> **Assigned task**: Copy every line of the data in which the word "kind" occurs.

> **Supplied records**:
....
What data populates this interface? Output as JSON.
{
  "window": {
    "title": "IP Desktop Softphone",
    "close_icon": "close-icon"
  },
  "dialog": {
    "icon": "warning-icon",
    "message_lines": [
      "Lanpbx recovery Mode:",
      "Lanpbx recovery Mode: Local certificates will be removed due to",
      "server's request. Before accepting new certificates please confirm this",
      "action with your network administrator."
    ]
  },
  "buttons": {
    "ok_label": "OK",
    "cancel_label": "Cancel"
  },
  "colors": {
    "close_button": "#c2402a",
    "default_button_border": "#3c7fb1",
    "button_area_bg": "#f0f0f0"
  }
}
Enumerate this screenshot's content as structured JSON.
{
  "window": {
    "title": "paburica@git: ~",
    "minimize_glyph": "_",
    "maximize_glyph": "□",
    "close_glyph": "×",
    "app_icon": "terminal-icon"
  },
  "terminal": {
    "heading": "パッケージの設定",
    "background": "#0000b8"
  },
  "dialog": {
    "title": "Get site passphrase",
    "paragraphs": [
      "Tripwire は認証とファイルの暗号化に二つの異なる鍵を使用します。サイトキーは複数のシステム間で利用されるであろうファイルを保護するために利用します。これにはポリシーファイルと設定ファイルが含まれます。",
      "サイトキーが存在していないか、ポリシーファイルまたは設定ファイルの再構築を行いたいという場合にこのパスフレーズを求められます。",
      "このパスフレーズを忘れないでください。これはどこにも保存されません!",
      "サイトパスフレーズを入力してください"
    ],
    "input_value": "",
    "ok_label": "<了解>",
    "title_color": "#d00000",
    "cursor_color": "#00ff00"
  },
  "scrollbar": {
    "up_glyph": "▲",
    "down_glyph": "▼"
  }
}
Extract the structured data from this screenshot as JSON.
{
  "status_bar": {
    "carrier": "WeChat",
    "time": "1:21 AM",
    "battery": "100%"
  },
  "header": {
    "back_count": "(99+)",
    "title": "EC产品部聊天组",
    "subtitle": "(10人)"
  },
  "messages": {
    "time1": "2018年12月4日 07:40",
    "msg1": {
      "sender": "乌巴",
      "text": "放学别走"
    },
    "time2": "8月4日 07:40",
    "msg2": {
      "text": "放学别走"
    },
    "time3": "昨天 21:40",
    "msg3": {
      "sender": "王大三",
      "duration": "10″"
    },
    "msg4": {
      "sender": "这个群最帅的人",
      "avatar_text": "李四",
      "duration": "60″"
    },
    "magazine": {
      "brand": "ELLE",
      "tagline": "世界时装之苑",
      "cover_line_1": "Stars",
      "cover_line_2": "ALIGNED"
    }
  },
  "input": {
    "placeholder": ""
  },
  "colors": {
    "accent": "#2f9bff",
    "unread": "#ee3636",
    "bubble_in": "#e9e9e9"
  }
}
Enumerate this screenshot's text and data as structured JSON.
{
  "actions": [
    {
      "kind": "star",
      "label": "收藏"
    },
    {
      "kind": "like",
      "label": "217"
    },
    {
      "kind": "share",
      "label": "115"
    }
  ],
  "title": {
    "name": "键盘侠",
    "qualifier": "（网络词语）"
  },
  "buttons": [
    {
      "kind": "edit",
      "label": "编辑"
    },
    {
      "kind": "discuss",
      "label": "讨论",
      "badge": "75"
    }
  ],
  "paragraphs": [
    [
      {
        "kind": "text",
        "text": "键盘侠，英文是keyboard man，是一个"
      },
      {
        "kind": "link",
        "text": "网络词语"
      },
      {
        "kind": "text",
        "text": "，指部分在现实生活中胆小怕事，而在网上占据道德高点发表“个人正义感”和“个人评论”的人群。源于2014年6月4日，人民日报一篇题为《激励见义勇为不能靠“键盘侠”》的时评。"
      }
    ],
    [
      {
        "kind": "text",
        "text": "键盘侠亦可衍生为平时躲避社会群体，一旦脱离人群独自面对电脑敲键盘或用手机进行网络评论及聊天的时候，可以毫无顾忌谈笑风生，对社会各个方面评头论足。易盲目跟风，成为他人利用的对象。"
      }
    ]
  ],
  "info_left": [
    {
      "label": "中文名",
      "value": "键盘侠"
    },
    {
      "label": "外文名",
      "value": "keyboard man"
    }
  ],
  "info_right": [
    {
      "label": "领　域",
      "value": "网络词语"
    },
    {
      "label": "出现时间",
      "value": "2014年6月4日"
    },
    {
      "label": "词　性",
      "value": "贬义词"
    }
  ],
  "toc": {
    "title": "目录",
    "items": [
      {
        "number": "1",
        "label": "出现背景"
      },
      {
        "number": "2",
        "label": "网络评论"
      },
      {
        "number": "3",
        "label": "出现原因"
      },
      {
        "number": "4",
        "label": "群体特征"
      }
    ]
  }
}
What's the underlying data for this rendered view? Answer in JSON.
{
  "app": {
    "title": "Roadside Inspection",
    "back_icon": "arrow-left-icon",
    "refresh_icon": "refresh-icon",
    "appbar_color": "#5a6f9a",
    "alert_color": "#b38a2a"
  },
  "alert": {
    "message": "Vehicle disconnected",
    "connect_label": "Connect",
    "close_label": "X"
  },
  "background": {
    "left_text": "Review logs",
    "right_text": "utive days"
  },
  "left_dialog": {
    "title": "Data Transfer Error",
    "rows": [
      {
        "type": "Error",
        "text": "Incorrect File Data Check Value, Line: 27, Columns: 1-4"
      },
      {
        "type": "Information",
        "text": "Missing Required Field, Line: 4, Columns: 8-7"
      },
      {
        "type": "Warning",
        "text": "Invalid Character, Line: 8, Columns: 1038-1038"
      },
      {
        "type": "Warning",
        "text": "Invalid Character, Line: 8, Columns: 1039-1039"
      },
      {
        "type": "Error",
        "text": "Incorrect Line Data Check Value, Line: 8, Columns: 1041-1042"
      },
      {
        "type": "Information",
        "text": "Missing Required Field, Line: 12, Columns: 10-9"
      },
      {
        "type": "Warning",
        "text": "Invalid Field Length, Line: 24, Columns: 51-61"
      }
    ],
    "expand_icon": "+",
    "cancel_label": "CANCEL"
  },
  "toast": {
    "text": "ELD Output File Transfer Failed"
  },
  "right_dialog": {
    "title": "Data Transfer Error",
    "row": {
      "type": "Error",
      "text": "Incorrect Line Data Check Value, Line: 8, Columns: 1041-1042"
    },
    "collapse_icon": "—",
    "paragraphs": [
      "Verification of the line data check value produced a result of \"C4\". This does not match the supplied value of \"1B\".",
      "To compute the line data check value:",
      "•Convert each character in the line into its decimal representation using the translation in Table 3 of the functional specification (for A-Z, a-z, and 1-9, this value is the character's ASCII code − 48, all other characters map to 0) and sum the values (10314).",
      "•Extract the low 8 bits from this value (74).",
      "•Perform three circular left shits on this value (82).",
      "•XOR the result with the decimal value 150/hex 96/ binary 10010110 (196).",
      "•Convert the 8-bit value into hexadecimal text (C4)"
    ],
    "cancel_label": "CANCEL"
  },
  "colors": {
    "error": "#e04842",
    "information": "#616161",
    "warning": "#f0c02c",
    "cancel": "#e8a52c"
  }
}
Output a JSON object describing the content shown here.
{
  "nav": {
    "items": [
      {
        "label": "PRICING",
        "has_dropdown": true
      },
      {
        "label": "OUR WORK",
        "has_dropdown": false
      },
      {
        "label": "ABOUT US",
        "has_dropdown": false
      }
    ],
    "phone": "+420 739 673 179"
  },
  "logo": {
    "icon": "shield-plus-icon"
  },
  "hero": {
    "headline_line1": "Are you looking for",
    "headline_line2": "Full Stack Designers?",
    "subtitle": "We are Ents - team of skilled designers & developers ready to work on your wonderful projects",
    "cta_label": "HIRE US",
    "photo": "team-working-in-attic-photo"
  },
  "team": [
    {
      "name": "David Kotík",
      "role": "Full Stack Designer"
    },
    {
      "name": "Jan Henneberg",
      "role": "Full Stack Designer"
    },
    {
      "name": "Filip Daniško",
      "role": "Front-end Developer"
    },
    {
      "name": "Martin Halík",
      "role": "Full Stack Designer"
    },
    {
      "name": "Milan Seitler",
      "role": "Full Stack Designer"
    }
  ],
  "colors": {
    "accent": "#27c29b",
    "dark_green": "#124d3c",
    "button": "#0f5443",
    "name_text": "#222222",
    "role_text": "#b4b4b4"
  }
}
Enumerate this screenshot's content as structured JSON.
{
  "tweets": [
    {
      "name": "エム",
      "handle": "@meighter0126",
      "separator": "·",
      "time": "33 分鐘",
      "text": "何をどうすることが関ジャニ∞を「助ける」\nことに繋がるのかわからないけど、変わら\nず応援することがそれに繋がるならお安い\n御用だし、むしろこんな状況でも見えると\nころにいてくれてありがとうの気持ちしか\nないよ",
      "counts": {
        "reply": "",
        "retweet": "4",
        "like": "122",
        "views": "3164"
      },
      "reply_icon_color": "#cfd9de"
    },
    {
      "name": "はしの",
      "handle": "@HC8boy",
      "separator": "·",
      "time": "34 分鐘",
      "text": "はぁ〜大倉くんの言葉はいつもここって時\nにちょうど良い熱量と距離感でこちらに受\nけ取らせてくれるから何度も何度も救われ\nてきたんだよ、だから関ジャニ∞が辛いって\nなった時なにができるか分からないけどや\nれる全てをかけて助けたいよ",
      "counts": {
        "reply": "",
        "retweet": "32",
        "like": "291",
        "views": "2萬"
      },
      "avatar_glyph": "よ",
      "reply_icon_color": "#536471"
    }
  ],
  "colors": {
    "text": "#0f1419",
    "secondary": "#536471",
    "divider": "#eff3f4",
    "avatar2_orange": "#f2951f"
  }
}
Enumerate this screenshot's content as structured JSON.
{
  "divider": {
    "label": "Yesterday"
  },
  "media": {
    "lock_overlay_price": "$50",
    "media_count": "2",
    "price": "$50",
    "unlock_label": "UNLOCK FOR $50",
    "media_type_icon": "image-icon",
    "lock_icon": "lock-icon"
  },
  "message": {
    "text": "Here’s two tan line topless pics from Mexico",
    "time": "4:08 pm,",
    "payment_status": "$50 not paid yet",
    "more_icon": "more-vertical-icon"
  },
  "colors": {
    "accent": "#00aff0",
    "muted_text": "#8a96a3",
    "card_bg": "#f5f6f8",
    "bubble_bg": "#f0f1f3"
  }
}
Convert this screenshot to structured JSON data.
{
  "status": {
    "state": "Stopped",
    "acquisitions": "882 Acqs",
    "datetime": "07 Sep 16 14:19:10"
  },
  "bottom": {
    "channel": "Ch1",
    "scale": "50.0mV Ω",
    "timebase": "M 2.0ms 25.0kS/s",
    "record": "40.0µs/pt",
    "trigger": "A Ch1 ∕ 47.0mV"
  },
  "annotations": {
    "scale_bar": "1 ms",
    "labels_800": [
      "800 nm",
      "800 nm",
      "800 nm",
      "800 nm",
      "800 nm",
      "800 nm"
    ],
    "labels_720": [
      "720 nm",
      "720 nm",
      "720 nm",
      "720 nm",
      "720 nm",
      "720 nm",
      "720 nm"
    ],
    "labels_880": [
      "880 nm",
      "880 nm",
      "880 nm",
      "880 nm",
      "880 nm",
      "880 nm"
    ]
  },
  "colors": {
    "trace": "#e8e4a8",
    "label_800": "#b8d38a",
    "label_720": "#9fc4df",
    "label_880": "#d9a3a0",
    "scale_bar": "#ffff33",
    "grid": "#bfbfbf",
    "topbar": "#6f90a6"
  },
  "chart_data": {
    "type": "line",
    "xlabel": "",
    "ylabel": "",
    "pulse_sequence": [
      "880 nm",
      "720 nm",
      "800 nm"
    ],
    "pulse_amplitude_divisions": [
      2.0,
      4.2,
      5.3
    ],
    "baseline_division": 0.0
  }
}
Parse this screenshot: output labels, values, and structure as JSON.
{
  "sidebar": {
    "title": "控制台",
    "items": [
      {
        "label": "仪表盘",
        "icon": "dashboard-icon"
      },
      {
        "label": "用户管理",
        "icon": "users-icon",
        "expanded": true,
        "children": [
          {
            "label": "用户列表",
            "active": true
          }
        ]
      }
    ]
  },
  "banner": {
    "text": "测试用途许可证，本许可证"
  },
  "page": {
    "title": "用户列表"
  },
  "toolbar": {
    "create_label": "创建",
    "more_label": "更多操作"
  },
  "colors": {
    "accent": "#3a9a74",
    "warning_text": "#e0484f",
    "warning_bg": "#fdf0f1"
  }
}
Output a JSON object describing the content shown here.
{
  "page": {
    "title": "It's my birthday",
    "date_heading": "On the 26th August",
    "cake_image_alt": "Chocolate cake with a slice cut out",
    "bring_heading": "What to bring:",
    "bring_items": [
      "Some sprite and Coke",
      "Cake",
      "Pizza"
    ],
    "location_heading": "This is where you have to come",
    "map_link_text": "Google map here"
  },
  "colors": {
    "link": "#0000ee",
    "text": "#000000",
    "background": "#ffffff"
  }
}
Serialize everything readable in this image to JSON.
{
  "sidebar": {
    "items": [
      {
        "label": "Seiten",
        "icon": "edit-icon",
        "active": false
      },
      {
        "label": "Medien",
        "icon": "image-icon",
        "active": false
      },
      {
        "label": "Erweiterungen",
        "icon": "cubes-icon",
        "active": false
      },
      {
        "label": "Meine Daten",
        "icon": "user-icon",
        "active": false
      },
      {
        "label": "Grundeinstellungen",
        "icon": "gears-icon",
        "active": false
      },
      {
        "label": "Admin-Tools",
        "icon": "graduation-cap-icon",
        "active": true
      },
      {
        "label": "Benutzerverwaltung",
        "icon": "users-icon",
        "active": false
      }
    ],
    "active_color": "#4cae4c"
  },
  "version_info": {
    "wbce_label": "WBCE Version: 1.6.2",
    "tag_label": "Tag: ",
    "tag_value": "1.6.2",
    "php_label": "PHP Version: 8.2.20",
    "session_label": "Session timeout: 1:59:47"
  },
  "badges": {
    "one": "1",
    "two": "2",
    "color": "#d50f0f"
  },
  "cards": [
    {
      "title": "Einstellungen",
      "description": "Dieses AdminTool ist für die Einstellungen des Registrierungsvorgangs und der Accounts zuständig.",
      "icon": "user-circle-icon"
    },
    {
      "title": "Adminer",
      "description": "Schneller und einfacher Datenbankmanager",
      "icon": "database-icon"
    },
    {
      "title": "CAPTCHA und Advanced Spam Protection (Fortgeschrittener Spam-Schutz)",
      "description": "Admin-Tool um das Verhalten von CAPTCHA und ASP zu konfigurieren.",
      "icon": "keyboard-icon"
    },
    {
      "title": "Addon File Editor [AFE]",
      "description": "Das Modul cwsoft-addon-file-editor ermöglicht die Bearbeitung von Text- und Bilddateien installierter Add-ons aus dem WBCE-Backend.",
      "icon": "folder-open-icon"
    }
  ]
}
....
> **Response area**:
      "kind": "star",
      "kind": "like",
      "kind": "share",
      "kind": "edit",
      "kind": "discuss",
        "kind": "text",
        "kind": "link",
        "kind": "text",
        "kind": "text",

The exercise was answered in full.